In general, there is no downside to increasing one’s vitamin D intake. If you are afraid you are low on vitamin D, you can have your vitamin D status tested by measuring blood levels of 25-(OH)D/vitamin D through a regular blood test performed by your doctor. He or she should then be able to determine if you are deficient, or at risk of becoming deficient, and recommend the proper supplement or dietary protocol available to the health professionals presently.
Symptoms of deficiency to be considered, including unexplained muscle pain and weakness, over-training injury and frequent illness such as respiratory tract infections.
Vitamin D in athletes
Vitamin D recommendations can also be individualized to each athlete’s blood vitamin D concentration, clinical symptoms, diet and belief system. Athletes with insufficient status require supplementation to keep blood vitamin D concentration in the sufficient range if sensible sun exposure is not possible or desired.
Higher doses may be required in them with excess adipose/body size or darker skin, or who take medications affecting vitamin D metabolism. Athletes with deficient status may benefit from short-term, high-dose “loading” regimens under the supervision of a physician.
This protocol of high-dose loading or supplementing once per week, as opposed to daily may be advantageous to the busy athlete, and reduce the chances of forgetting to take supplements.
Surprisingly, there have been a considerable amount of research/study done by different countries to understand the effects and role of Vitamin D in athletic performance.
ULTRAVIOLET IRRADIATION AND ATHLETIC PERFORMANCE
It seems that the athletic benefits of UV radiation were widely known by the 1930s, at least in Germany.

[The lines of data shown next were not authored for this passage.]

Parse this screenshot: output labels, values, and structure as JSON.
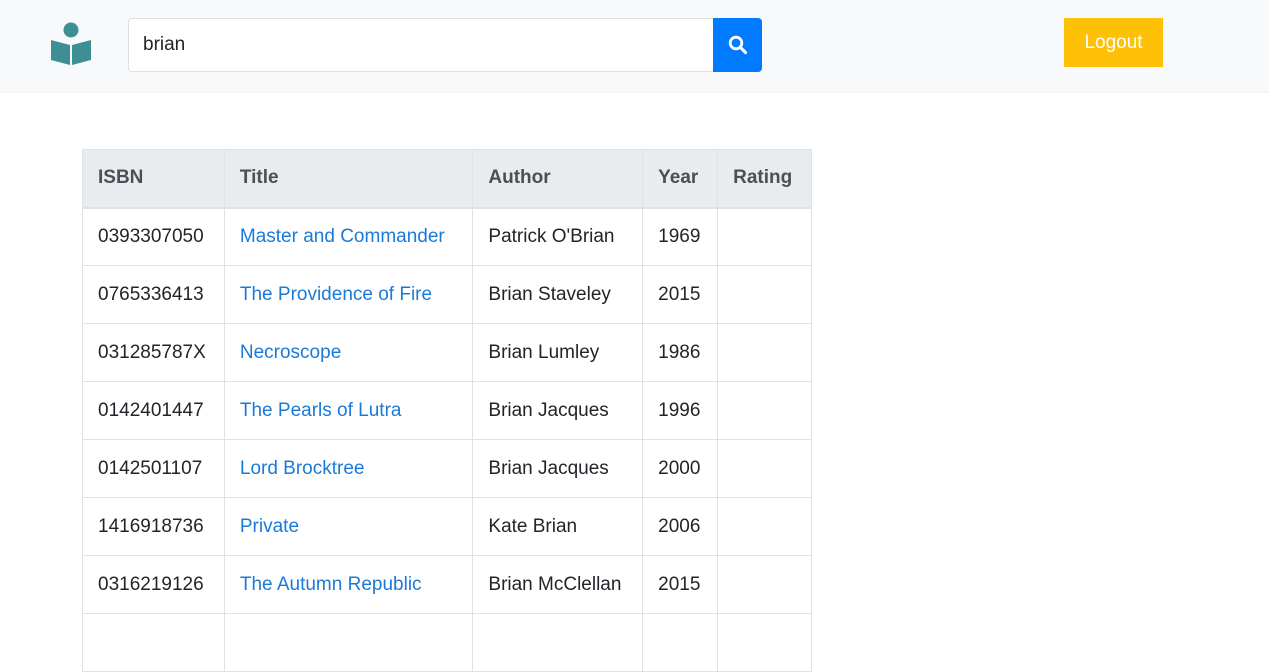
{
  "header": {
    "logo_icon": "reader-book-icon",
    "search_value": "brian",
    "search_icon": "search-icon",
    "logout_label": "Logout"
  },
  "colors": {
    "accent": "#007bff",
    "logout": "#ffc107",
    "logo": "#3d8f93",
    "link": "#1a7ad9"
  },
  "table": {
    "headers": [
      "ISBN",
      "Title",
      "Author",
      "Year",
      "Rating"
    ],
    "rows": [
      {
        "isbn": "0393307050",
        "title": "Master and Commander",
        "author": "Patrick O'Brian",
        "year": "1969",
        "rating": ""
      },
      {
        "isbn": "0765336413",
        "title": "The Providence of Fire",
        "author": "Brian Staveley",
        "year": "2015",
        "rating": ""
      },
      {
        "isbn": "031285787X",
        "title": "Necroscope",
        "author": "Brian Lumley",
        "year": "1986",
        "rating": ""
      },
      {
        "isbn": "0142401447",
        "title": "The Pearls of Lutra",
        "author": "Brian Jacques",
        "year": "1996",
        "rating": ""
      },
      {
        "isbn": "0142501107",
        "title": "Lord Brocktree",
        "author": "Brian Jacques",
        "year": "2000",
        "rating": ""
      },
      {
        "isbn": "1416918736",
        "title": "Private",
        "author": "Kate Brian",
        "year": "2006",
        "rating": ""
      },
      {
        "isbn": "0316219126",
        "title": "The Autumn Republic",
        "author": "Brian McClellan",
        "year": "2015",
        "rating": ""
      },
      {
        "isbn": "",
        "title": "",
        "author": "",
        "year": "",
        "rating": ""
      }
    ]
  }
}
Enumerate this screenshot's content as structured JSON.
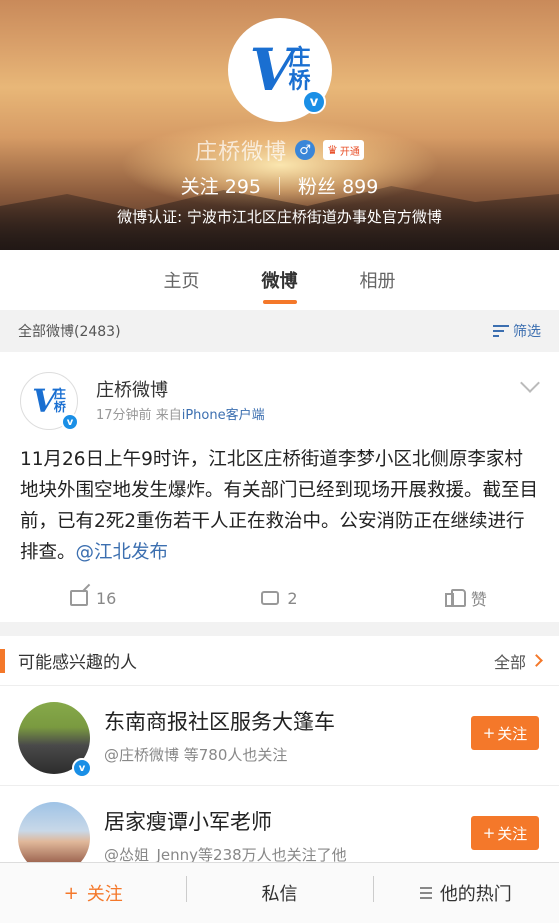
{
  "profile": {
    "logo_letter": "V",
    "logo_chars": [
      "庄",
      "桥"
    ],
    "verified_mark": "v",
    "name": "庄桥微博",
    "vip_label": "开通",
    "following_label": "关注",
    "following_count": "295",
    "followers_label": "粉丝",
    "followers_count": "899",
    "certification": "微博认证: 宁波市江北区庄桥街道办事处官方微博"
  },
  "tabs": [
    {
      "label": "主页",
      "active": false
    },
    {
      "label": "微博",
      "active": true
    },
    {
      "label": "相册",
      "active": false
    }
  ],
  "filter_bar": {
    "all_posts": "全部微博(2483)",
    "filter_label": "筛选"
  },
  "post": {
    "author": "庄桥微博",
    "time": "17分钟前",
    "source_prefix": "来自",
    "source": "iPhone客户端",
    "text": "11月26日上午9时许，江北区庄桥街道李梦小区北侧原李家村地块外围空地发生爆炸。有关部门已经到现场开展救援。截至目前，已有2死2重伤若干人正在救治中。公安消防正在继续进行排查。",
    "mention": "@江北发布",
    "reposts": "16",
    "comments": "2",
    "like_label": "赞"
  },
  "suggestions": {
    "title": "可能感兴趣的人",
    "all_label": "全部",
    "people": [
      {
        "name": "东南商报社区服务大篷车",
        "desc": "@庄桥微博 等780人也关注",
        "follow_label": "关注"
      },
      {
        "name": "居家瘦谭小军老师",
        "desc": "@怂姐_Jenny等238万人也关注了他",
        "follow_label": "关注"
      }
    ]
  },
  "bottom_bar": {
    "follow": "关注",
    "message": "私信",
    "hot": "他的热门"
  }
}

”It was a well-known fact that physical performance can be increased through ultra-violet irradiation. In 1927, a heated argument arose after the decision by the German Swimmers Association to use the sunlamp, as an artificial aid, as it may constitute an athletic unfairness, doping, so to speak.”

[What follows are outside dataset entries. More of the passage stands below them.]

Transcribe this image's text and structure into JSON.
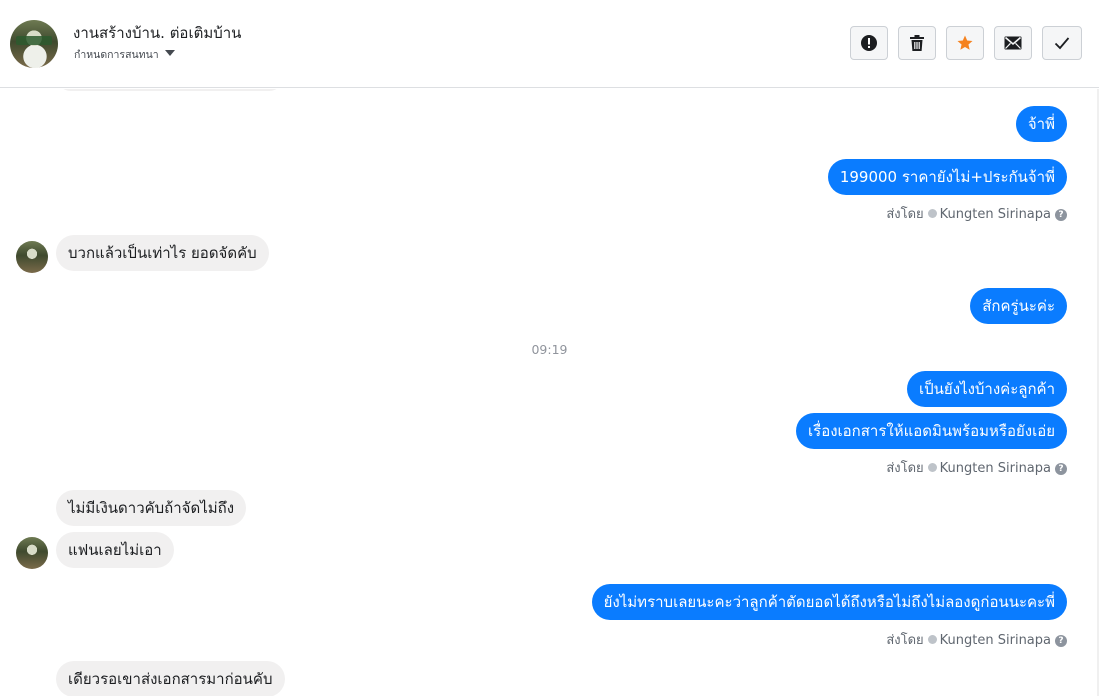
{
  "header": {
    "title": "งานสร้างบ้าน. ต่อเติมบ้าน",
    "subtitle": "กำหนดการสนทนา",
    "buttons": [
      {
        "name": "spam-button",
        "icon": "alert-icon"
      },
      {
        "name": "delete-button",
        "icon": "trash-icon"
      },
      {
        "name": "star-button",
        "icon": "star-icon",
        "color": "#f5821f"
      },
      {
        "name": "mark-unread-button",
        "icon": "envelope-icon"
      },
      {
        "name": "done-button",
        "icon": "check-icon"
      }
    ]
  },
  "messages": {
    "m0": "จ้าพี่",
    "m1": "199000  ราคายังไม่+ประกันจ้าพี่",
    "sent1": {
      "prefix": "ส่งโดย",
      "name": "Kungten Sirinapa"
    },
    "m2": "บวกแล้วเป็นเท่าไร  ยอดจัดคับ",
    "m3": "สักครู่นะค่ะ",
    "time": "09:19",
    "m4": "เป็นยังไงบ้างค่ะลูกค้า",
    "m5": "เรื่องเอกสารให้แอดมินพร้อมหรือยังเอ่ย",
    "sent2": {
      "prefix": "ส่งโดย",
      "name": "Kungten Sirinapa"
    },
    "m6": "ไม่มีเงินดาวคับถ้าจัดไม่ถึง",
    "m7": "แฟนเลยไม่เอา",
    "m8": "ยังไม่ทราบเลยนะคะว่าลูกค้าตัดยอดได้ถึงหรือไม่ถึงไม่ลองดูก่อนนะคะพี่",
    "sent3": {
      "prefix": "ส่งโดย",
      "name": "Kungten Sirinapa"
    },
    "m9": "เดียวรอเขาส่งเอกสารมาก่อนคับ"
  },
  "colors": {
    "outgoing": "#0a7cff",
    "incoming": "#f1f0f0",
    "star": "#f5821f"
  }
}
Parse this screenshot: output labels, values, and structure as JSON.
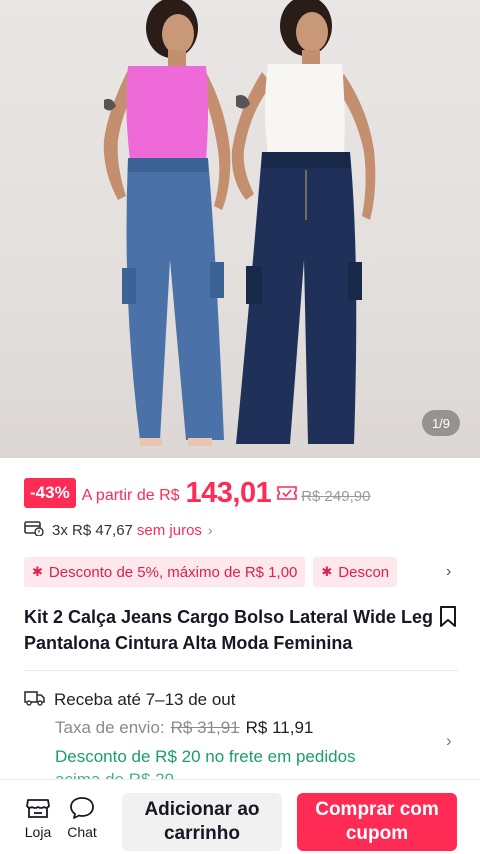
{
  "product_image": {
    "counter": "1/9"
  },
  "price": {
    "discount_badge": "-43%",
    "from_label": "A partir de R$",
    "current": "143,01",
    "original": "R$ 249,90"
  },
  "installments": {
    "text": "3x R$ 47,67",
    "interest": "sem juros"
  },
  "promos": [
    {
      "label": "Desconto de 5%, máximo de R$ 1,00"
    },
    {
      "label": "Descon"
    }
  ],
  "title": "Kit 2 Calça Jeans Cargo Bolso Lateral Wide Leg Pantalona Cintura Alta Moda Feminina",
  "shipping": {
    "delivery": "Receba até 7–13 de out",
    "fee_label": "Taxa de envio:",
    "fee_old": "R$ 31,91",
    "fee_new": "R$ 11,91",
    "discount_line1": "Desconto de R$ 20 no frete em pedidos",
    "discount_line2": "acima de R$ 29"
  },
  "bottom_bar": {
    "store_label": "Loja",
    "chat_label": "Chat",
    "add_to_cart_label": "Adicionar ao carrinho",
    "buy_label": "Comprar com cupom"
  },
  "colors": {
    "accent": "#fe2c55",
    "promo_bg": "#fde8ed",
    "free_shipping": "#1a9e6a"
  }
}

Also, a study of young Finnish female athletes (gymnasts and runners) found that athletes did not differ from non-athletes in either vitamin D intake or serum 25(OH)D levels, and both were more likely than not to be vitamin D–deficient.

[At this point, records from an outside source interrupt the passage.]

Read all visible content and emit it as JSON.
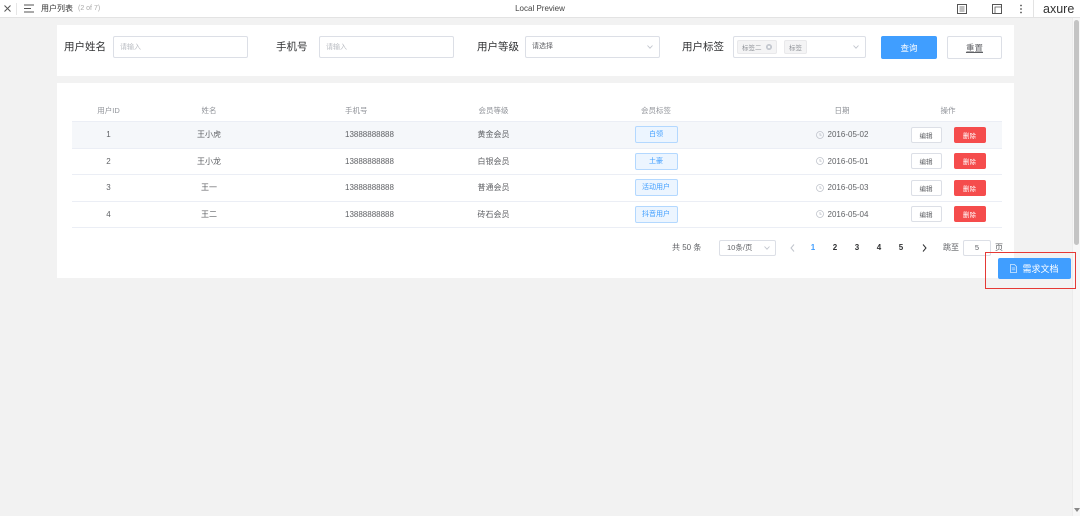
{
  "topbar": {
    "page_title": "用户列表",
    "page_counter": "(2 of 7)",
    "center_title": "Local Preview",
    "brand": "axure",
    "icons": [
      "close-icon",
      "hamburger-icon",
      "notes-icon",
      "adaptive-view-icon",
      "more-icon"
    ]
  },
  "filters": {
    "name": {
      "label": "用户姓名",
      "placeholder": "请输入"
    },
    "phone": {
      "label": "手机号",
      "placeholder": "请输入"
    },
    "level": {
      "label": "用户等级",
      "placeholder": "请选择"
    },
    "tags": {
      "label": "用户标签",
      "selected": [
        "标签二",
        "标签"
      ]
    },
    "search_label": "查询",
    "reset_label": "重置"
  },
  "table": {
    "columns": [
      "用户ID",
      "姓名",
      "手机号",
      "会员等级",
      "会员标签",
      "日期",
      "操作"
    ],
    "rows": [
      {
        "id": "1",
        "name": "王小虎",
        "phone": "13888888888",
        "level": "黄金会员",
        "tag": "白领",
        "date": "2016-05-02"
      },
      {
        "id": "2",
        "name": "王小龙",
        "phone": "13888888888",
        "level": "白银会员",
        "tag": "土豪",
        "date": "2016-05-01"
      },
      {
        "id": "3",
        "name": "王一",
        "phone": "13888888888",
        "level": "普通会员",
        "tag": "活动用户",
        "date": "2016-05-03"
      },
      {
        "id": "4",
        "name": "王二",
        "phone": "13888888888",
        "level": "砖石会员",
        "tag": "抖音用户",
        "date": "2016-05-04"
      }
    ],
    "actions": {
      "edit": "编辑",
      "delete": "删除"
    }
  },
  "pagination": {
    "total": "共 50 条",
    "page_size": "10条/页",
    "pages": [
      "1",
      "2",
      "3",
      "4",
      "5"
    ],
    "current_page": 1,
    "jump_label": "跳至",
    "jump_value": "5",
    "page_unit": "页"
  },
  "doc_button": {
    "label": "需求文档",
    "icon": "document-icon"
  },
  "theme": {
    "primary": "#409eff",
    "danger": "#f54c4c",
    "highlight_outline": "#e53935",
    "page_background": "#f2f2f2"
  }
}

In reality, Sixty-seven per cent of these young women had levels below 15 ng/mL during winter which corresponded to their impaired performances. These studies were carried out by different countries to assess any performance variation in their athletes conforming to their Vitamin D levels.
There was also a report validating seven French cyclists, training 16 hours per week had mean Vitamin D levels of just 32 ng/mL-1, surprisingly low for a sport where sun exposure is common.
Ten elite runners from the Swedish national track and field team, in year-round training, displayed maximal oxygen uptake during the summer months correlating the beneficial effects of vitamin D due to sun exposure.
Others found significant summer/winter differences in heart rate variability in 120 healthy male Israeli athletes. In certain cases, lower heart rate variability, which is associated with cardiac pathology, occurred mostly during the winter.
Ten healthy male Japanese students showed a significant seasonal variation in CO2 sensitivity with unexplained improvements in late summer, a rapid decline beginning in
the following September. These research data speaks volumes related to the beneficial effects of Vitamin D reported across different timelines and different countries using varied methodologies.
However, both the theory and any existence of any ideal Vitamin D levels needed for peak athletic performance and optimal health need confirmations by properly conducted interventional trials and an international awakening towards this medical condition.
Our opinion at Spobits asserts the available findings of the effective impact of Vitamin D that has been shown so far and we encourage our readers to get their vitamin D status checked and start proper supplementation under medical supervision.